What to work on:
Write out the entire listing below exactly, with the pictures left out.

**** Records for the exercise

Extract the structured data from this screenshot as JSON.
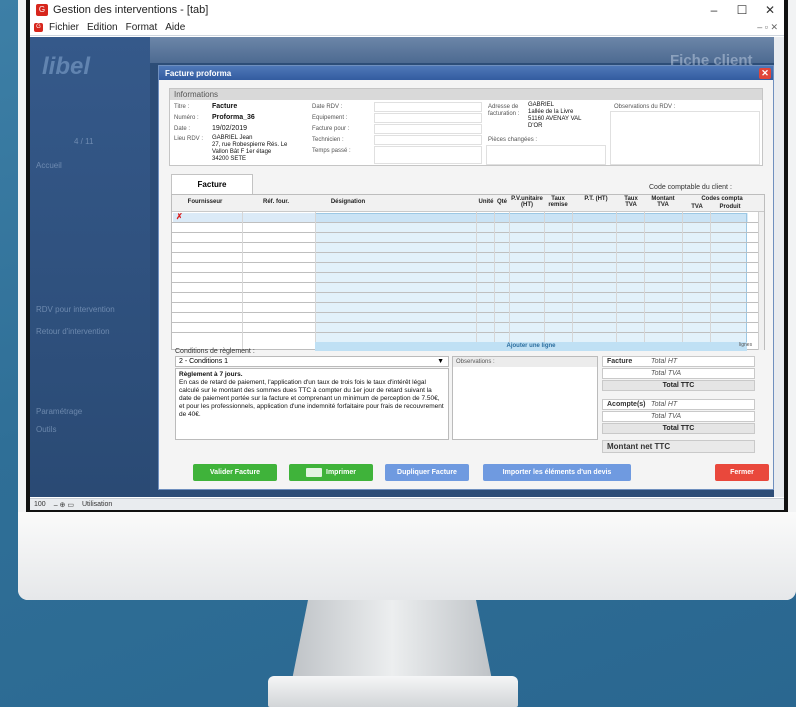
{
  "window": {
    "title": "Gestion des interventions - [tab]",
    "controls": [
      "–",
      "☐",
      "✕"
    ]
  },
  "menu": {
    "items": [
      "Fichier",
      "Edition",
      "Format",
      "Aide"
    ],
    "mdi_controls": "– ▫ ✕"
  },
  "app": {
    "logo": "libel",
    "side_items": [
      "4 / 11",
      "Accueil",
      "RDV pour intervention",
      "Retour d'intervention",
      "Paramétrage",
      "Outils"
    ],
    "header_right": "Fiche client"
  },
  "statusbar": {
    "zoom": "100",
    "mode": "Utilisation"
  },
  "dialog": {
    "title": "Facture proforma",
    "close": "✕",
    "info": {
      "section": "Informations",
      "titre_label": "Titre :",
      "titre_value": "Facture",
      "numero_label": "Numéro :",
      "numero_value": "Proforma_36",
      "date_label": "Date :",
      "date_value": "19/02/2019",
      "lieu_label": "Lieu RDV :",
      "lieu_lines": [
        "GABRIEL Jean",
        "27, rue Robespierre Rés. Le",
        "Vallon Bât F 1er étage",
        "34200 SETE"
      ],
      "date_rdv_label": "Date RDV :",
      "equipement_label": "Equipement :",
      "facture_pour_label": "Facture pour :",
      "technicien_label": "Technicien :",
      "temps_label": "Temps passé :",
      "adresse_label": "Adresse de facturation :",
      "adresse_lines": [
        "GABRIEL",
        "1allée de la Livre",
        "51160 AVENAY VAL",
        "D'OR"
      ],
      "pieces_label": "Pièces changées :",
      "observations_label": "Observations du RDV :"
    },
    "tab": "Facture",
    "code_comptable_label": "Code comptable du client :",
    "grid": {
      "headers": {
        "fournisseur": "Fournisseur",
        "ref": "Réf. four.",
        "designation": "Désignation",
        "unite": "Unité",
        "qte": "Qté",
        "pu": "P.V.unitaire (HT)",
        "remise": "Taux remise",
        "pt": "P.T. (HT)",
        "tva": "Taux TVA",
        "montant_tva": "Montant TVA",
        "codes": "Codes compta",
        "codes_tva": "TVA",
        "codes_produit": "Produit"
      },
      "add_line": "Ajouter une ligne",
      "lignes": "lignes"
    },
    "conditions": {
      "label": "Conditions de règlement :",
      "selected": "2 - Conditions 1",
      "title": "Règlement à 7 jours.",
      "text": "En cas de retard de paiement, l'application d'un taux de trois fois le taux d'intérêt légal calculé sur le montant des sommes dues TTC à compter du 1er jour de retard suivant la date de paiement portée sur la facture et comprenant un minimum de perception de 7.50€, et pour les professionnels, application d'une indemnité forfaitaire pour frais de recouvrement de 40€."
    },
    "observations_label": "Observations :",
    "totals": {
      "facture_label": "Facture",
      "total_ht": "Total HT",
      "total_tva": "Total TVA",
      "total_ttc": "Total TTC",
      "acompte_label": "Acompte(s)",
      "acompte_total_ht": "Total HT",
      "acompte_total_tva": "Total TVA",
      "acompte_total_ttc": "Total TTC",
      "montant_net": "Montant net TTC"
    },
    "buttons": {
      "valider": "Valider Facture",
      "imprimer": "Imprimer",
      "dupliquer": "Dupliquer Facture",
      "importer": "Importer les éléments d'un devis",
      "fermer": "Fermer"
    }
  },
  "colors": {
    "green_button": "#3fb33a",
    "blue_button": "#6f9ae0",
    "red_button": "#e9483c",
    "dialog_title": "#335ca0"
  }
}
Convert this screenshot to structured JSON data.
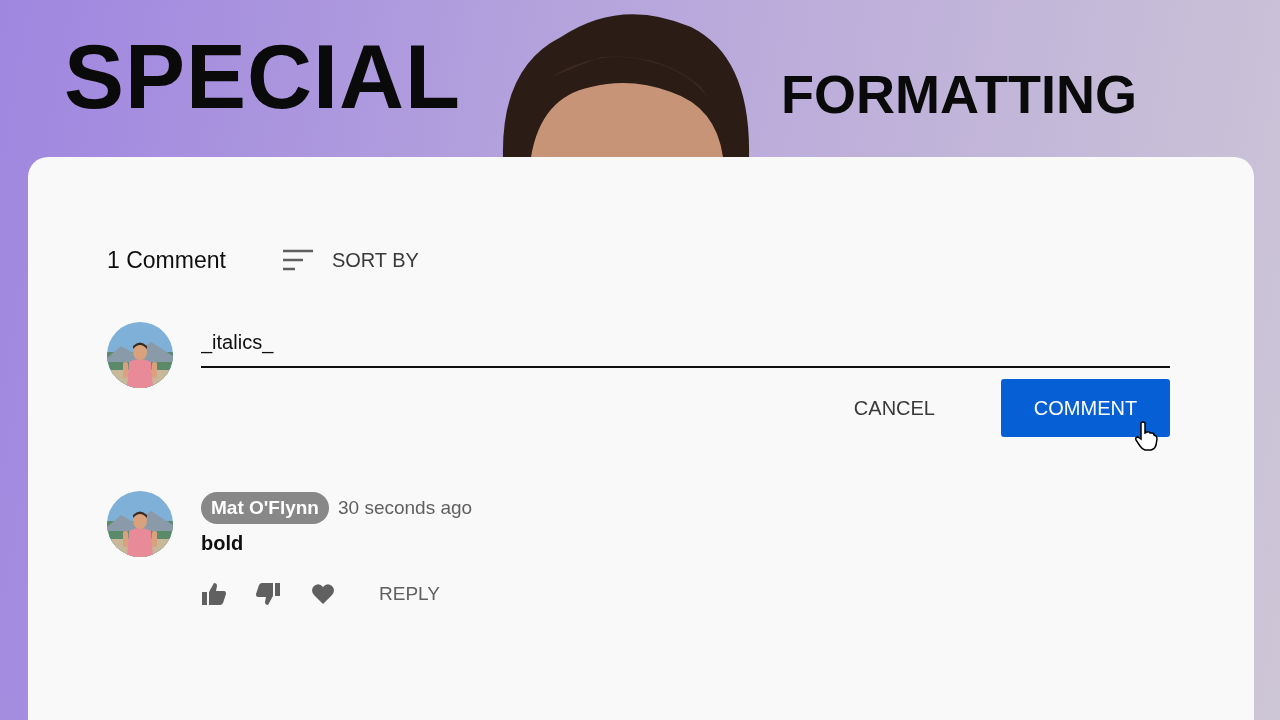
{
  "headline": {
    "left": "SPECIAL",
    "right": "FORMATTING"
  },
  "comments_header": {
    "count": "1 Comment",
    "sort_label": "SORT BY"
  },
  "composer": {
    "value": "_italics_",
    "buttons": [
      {
        "label": "CANCEL",
        "kind": "text"
      },
      {
        "label": "COMMENT",
        "kind": "primary"
      }
    ]
  },
  "comments": [
    {
      "author": "Mat O'Flynn",
      "author_highlighted": true,
      "time": "30 seconds ago",
      "text": "bold",
      "reply_label": "REPLY"
    }
  ]
}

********

The completed task:
Extract the structured data from this screenshot as JSON.
{
  "window": {
    "title": "Gestion des interventions - [tab]",
    "controls": [
      "–",
      "☐",
      "✕"
    ]
  },
  "menu": {
    "items": [
      "Fichier",
      "Edition",
      "Format",
      "Aide"
    ],
    "mdi_controls": "– ▫ ✕"
  },
  "app": {
    "logo": "libel",
    "side_items": [
      "4 / 11",
      "Accueil",
      "RDV pour intervention",
      "Retour d'intervention",
      "Paramétrage",
      "Outils"
    ],
    "header_right": "Fiche client"
  },
  "statusbar": {
    "zoom": "100",
    "mode": "Utilisation"
  },
  "dialog": {
    "title": "Facture proforma",
    "close": "✕",
    "info": {
      "section": "Informations",
      "titre_label": "Titre :",
      "titre_value": "Facture",
      "numero_label": "Numéro :",
      "numero_value": "Proforma_36",
      "date_label": "Date :",
      "date_value": "19/02/2019",
      "lieu_label": "Lieu RDV :",
      "lieu_lines": [
        "GABRIEL Jean",
        "27, rue Robespierre Rés. Le",
        "Vallon Bât F 1er étage",
        "34200 SETE"
      ],
      "date_rdv_label": "Date RDV :",
      "equipement_label": "Equipement :",
      "facture_pour_label": "Facture pour :",
      "technicien_label": "Technicien :",
      "temps_label": "Temps passé :",
      "adresse_label": "Adresse de facturation :",
      "adresse_lines": [
        "GABRIEL",
        "1allée de la Livre",
        "51160 AVENAY VAL",
        "D'OR"
      ],
      "pieces_label": "Pièces changées :",
      "observations_label": "Observations du RDV :"
    },
    "tab": "Facture",
    "code_comptable_label": "Code comptable du client :",
    "grid": {
      "headers": {
        "fournisseur": "Fournisseur",
        "ref": "Réf. four.",
        "designation": "Désignation",
        "unite": "Unité",
        "qte": "Qté",
        "pu": "P.V.unitaire (HT)",
        "remise": "Taux remise",
        "pt": "P.T. (HT)",
        "tva": "Taux TVA",
        "montant_tva": "Montant TVA",
        "codes": "Codes compta",
        "codes_tva": "TVA",
        "codes_produit": "Produit"
      },
      "add_line": "Ajouter une ligne",
      "lignes": "lignes"
    },
    "conditions": {
      "label": "Conditions de règlement :",
      "selected": "2 - Conditions 1",
      "title": "Règlement à 7 jours.",
      "text": "En cas de retard de paiement, l'application d'un taux de trois fois le taux d'intérêt légal calculé sur le montant des sommes dues TTC à compter du 1er jour de retard suivant la date de paiement portée sur la facture et comprenant un minimum de perception de 7.50€, et pour les professionnels, application d'une indemnité forfaitaire pour frais de recouvrement de 40€."
    },
    "observations_label": "Observations :",
    "totals": {
      "facture_label": "Facture",
      "total_ht": "Total HT",
      "total_tva": "Total TVA",
      "total_ttc": "Total TTC",
      "acompte_label": "Acompte(s)",
      "acompte_total_ht": "Total HT",
      "acompte_total_tva": "Total TVA",
      "acompte_total_ttc": "Total TTC",
      "montant_net": "Montant net TTC"
    },
    "buttons": {
      "valider": "Valider Facture",
      "imprimer": "Imprimer",
      "dupliquer": "Dupliquer Facture",
      "importer": "Importer les éléments d'un devis",
      "fermer": "Fermer"
    }
  },
  "colors": {
    "green_button": "#3fb33a",
    "blue_button": "#6f9ae0",
    "red_button": "#e9483c",
    "dialog_title": "#335ca0"
  }
}
Convert this screenshot to structured JSON data.
{
  "headline": {
    "left": "SPECIAL",
    "right": "FORMATTING"
  },
  "comments_header": {
    "count": "1 Comment",
    "sort_label": "SORT BY"
  },
  "composer": {
    "value": "_italics_",
    "buttons": [
      {
        "label": "CANCEL",
        "kind": "text"
      },
      {
        "label": "COMMENT",
        "kind": "primary"
      }
    ]
  },
  "comments": [
    {
      "author": "Mat O'Flynn",
      "author_highlighted": true,
      "time": "30 seconds ago",
      "text": "bold",
      "reply_label": "REPLY"
    }
  ]
}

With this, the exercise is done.